Fatal painkiller overdoses rise for eleven straight years

Fatal painkiller overdoses rise for eleven straight years

More Americans are dying from prescription drug overdose each year, causing a public health epidemic that has only been getting worse. And most of the fatalities are accidents, with 60 percent of overdoses involving medicines prescribed by a doctor.

Since 1999, prescription drug use, misuse and overdose has increased steadily, causing the deaths of at least 20,000 US residents each year, the Centers for Disease Control and Prevention relayed in a new report.

In 2010, 38,329 people died of drug overdose in the US – and only 40 percent of these deaths were the result of taking illegal narcotics. About 60 percent of the fatalities were due to an overdose of prescription medicines, including addictive painkillers like OxyContin and Vicodin. Such opioid drugs were responsible for three out of four medication overdose deaths, which accounted for 22,134 deaths in 2010.

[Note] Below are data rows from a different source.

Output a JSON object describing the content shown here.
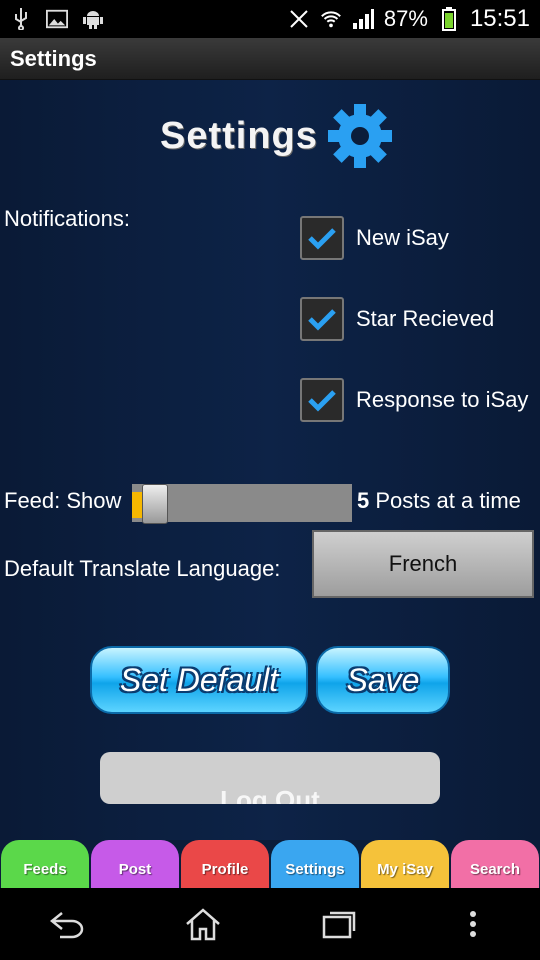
{
  "status_bar": {
    "icons_left": [
      "usb-icon",
      "image-icon",
      "android-icon"
    ],
    "battery": "87%",
    "time": "15:51"
  },
  "action_bar": {
    "title": "Settings"
  },
  "logo": {
    "text": "Settings",
    "icon": "gear-icon",
    "color": "#2aa0f2"
  },
  "notifications": {
    "label": "Notifications:",
    "options": [
      {
        "label": "New iSay",
        "checked": true
      },
      {
        "label": "Star Recieved",
        "checked": true
      },
      {
        "label": "Response to iSay",
        "checked": true
      }
    ]
  },
  "feed": {
    "prefix": "Feed:  Show",
    "value": "5",
    "suffix": "Posts at a time",
    "slider_fraction": 0.05
  },
  "language": {
    "label": "Default Translate Language:",
    "value": "French"
  },
  "buttons": {
    "set_default": "Set Default",
    "save": "Save",
    "logout": "Log Out"
  },
  "tabs": [
    {
      "label": "Feeds",
      "color": "#5bd84a"
    },
    {
      "label": "Post",
      "color": "#c65ae8"
    },
    {
      "label": "Profile",
      "color": "#ea4848"
    },
    {
      "label": "Settings",
      "color": "#3aa6f0"
    },
    {
      "label": "My iSay",
      "color": "#f5c23a"
    },
    {
      "label": "Search",
      "color": "#f26fa6"
    }
  ]
}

But while some might suspect suicide to be a cause for the high fatality rate, the CDC reports that only 17 percent of the medication-related deaths were considered suicide. Most of the other deaths were a result of patients getting addicted to ease the pain of their health conditions – and taking more than their prescribed dose.

Dr. Thomas Frieden, head of the CDC, told the Associated Press that the risk of taking opioids is so high that he recommends patients to find safer alternatives.

Opioids are useful for cancer, “but if you’ve got terrible back pain or terrible migraines,” using these drugs is very dangerous, Frieden said.

“The big picture is that this is a big problem that has gotten much worse quickly,” he added.

While the CDC does not have statistics on the number of drug overdose deaths past 2010, Dr. Rich Zane, chair of emergency medicine at the University of Colorado School of Medicine, believes they have undoubtedly increased.

“The results are consistent with what we [currently] experience” in emergency rooms, he told AP. The overdose epidemic has alarmed some states. West Virginia’s fatality rate increased over 500 percent in about a decade, causing serious concern over the prescription of opioids. Nationwide, deaths from prescription drug overdoses have quadrupled from 1999 to 2010, bringing the latest total to 23,000.

Most of the prescription drug-related deaths occurred in adults between the ages of 35 and 44.

“I saw so many people die from pills,” Law Enforcement Against Prohibition speaker Nate Bradley told the San Francisco Chronicle. “My first autopsy was a Vicodin overdose – the accidental Vicodin overdose of a 38-year-old woman. And I sat there and watched them take apart her body, because she accidentally had too much.”

With more people dying accidentally from Vicodin than heroin, states are attempting to spread a greater awareness of the dangers of prescription drugs, as well as make them more difficult to get. Some states are introducing laws that would shut down “pill mills”, which are doctors’ officers and pharmacies notorious for over-prescribing addictive medicines, Frieden explained.

“This is really a state problem or even a national problem,” University of Nebraska Medical Center Dr. Aly Hassan told Medical News Today.

The CDC last year referred to prescription drug overdose as an “epidemic”, and doctors predict this epidemic only to worsen as more Americans become addicted to the medicines meant to alleviate their pain.